More about the ELVs Here

The mood of the refs present was generally hostile. Most agreed that some ELV made sense; corner flags not being in-touch, not being able to kick straight to touch from the 22 and even 5m off-side at scrums. It was the ruck and maul proposals that met with hostility; it was felt that the grass roots of the game (players and spectators) did not want change and had not been engaged in the discussion. The use of free-kicks instead of scrums to re-start play would radically alter the balance of play, and whilst the game would become faster, this would not suit all players (and officials!).

The IRB Playing Charter states with the Object of the Game that “ The wide variation of skills and physical requirements needed for the game mean that there is an opportunity for individuals of every shape, size and ability to participate at all levels

The lower emphasis of the scrum would lead to a lesser role for the tall and round, and fewer people participating in the game.

My view was the majority of the refs present felt that ELVs are not what the community game needs and Law changes should not be rail-roaded through because the professional game (and the Southern Hemisphere in particular) sees this as the way forward. There are far more people playing in fields up and down the country on Saturday afternoon than playing at the top level who deserve a say, on this and they don’t have voice.

Wednesday 2 April 2008


I've been tagged by

The rules are:
The rules of the game get posted at the beginning.
Each player answers the questions about themselves.
At the end of the post, the player then tags 5 people and posts their names, then goes to their blogs and leaves them a comment, letting them know they've been tagged and asking them to read your blog.So, here goes...

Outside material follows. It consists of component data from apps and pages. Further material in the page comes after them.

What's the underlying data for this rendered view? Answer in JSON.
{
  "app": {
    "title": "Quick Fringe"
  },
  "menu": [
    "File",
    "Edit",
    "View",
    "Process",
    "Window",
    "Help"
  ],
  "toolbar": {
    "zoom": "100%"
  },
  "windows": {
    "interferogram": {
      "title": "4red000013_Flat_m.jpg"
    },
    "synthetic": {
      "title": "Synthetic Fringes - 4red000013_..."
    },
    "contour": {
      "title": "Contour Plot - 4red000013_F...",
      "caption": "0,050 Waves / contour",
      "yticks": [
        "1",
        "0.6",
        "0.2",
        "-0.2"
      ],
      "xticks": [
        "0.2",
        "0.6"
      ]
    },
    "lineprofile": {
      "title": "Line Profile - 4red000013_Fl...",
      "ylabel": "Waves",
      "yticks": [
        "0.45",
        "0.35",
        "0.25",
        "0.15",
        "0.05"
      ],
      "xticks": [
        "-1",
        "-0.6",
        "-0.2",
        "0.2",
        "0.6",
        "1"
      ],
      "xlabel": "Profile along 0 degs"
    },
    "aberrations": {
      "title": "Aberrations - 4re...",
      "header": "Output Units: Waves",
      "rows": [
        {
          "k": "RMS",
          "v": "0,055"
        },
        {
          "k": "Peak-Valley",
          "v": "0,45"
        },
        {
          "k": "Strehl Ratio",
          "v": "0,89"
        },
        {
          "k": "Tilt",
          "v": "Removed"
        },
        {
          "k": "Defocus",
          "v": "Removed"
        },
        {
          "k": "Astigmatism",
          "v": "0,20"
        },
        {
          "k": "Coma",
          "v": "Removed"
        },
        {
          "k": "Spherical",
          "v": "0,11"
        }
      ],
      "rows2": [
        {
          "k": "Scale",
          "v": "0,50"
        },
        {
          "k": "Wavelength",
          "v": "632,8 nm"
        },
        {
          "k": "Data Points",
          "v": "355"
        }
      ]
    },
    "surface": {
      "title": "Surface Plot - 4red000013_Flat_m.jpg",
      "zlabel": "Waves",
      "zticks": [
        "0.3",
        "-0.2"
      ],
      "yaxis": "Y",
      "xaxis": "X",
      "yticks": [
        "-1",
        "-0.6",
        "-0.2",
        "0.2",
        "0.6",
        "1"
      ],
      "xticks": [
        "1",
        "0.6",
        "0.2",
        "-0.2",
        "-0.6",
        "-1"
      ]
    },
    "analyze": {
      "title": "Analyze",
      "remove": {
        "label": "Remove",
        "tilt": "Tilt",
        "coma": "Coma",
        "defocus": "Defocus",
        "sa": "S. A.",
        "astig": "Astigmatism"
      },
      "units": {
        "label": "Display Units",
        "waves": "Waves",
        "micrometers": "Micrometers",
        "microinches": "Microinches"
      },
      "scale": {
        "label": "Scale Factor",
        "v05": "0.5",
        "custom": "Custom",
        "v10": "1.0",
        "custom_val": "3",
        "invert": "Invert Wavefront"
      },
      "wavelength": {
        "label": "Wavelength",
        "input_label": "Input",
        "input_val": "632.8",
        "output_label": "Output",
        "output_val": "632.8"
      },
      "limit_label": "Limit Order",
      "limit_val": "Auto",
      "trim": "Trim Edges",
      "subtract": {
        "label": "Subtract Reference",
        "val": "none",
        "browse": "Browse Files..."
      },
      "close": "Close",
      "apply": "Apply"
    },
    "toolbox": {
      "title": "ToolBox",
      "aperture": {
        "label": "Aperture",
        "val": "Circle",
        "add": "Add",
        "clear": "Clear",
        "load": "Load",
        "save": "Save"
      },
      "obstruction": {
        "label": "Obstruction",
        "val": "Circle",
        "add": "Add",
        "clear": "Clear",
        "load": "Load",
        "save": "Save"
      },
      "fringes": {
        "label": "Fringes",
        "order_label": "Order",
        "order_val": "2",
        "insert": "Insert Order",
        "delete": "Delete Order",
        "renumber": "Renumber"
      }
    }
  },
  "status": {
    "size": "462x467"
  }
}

What I was doing 10 years ago:
Getting divorced from Heather Mills evil twin
'Enjoying' the single life
Thinking Molley Molone's (Richmond) was the best a Saturday night could get
Having trouble keeping my weight up at 86kg
Playing great rugby

Five things on my To Do List today:
Finally write this
Appeal against my wife's parking ticket (again)
Find Fitna on YouTube
Go to Gym (postponed until tomorrow)
Book train tickets to Hull

Snacks I enjoy:
pork scratchings (the real snack porn)
plain crisps
Jamon off the bone
mixed fruit, nuts and seeds

Things I would do if I were a billionaire:
Bank roll London Welsh and pay for its supporter to learn the laws
Buy a row of debentures at Cardiff
Bank roll the Libertarian Party
Never drink cheap wine, except at my Southern French/Tuscan Villa

Three of my bad habits:
Nose picking
Penny wise and pound foolish

Five places I have lived:
Mostyn, North Wales
South Kensington

Five jobs I've had:
M&S assistant
Letting Buildings Manager
Student Union Sabbatical
Private Banker

Current position:
Waiting for Dinner

Five people I want to know more about (in other words the five people who I'll be bothering later today...!):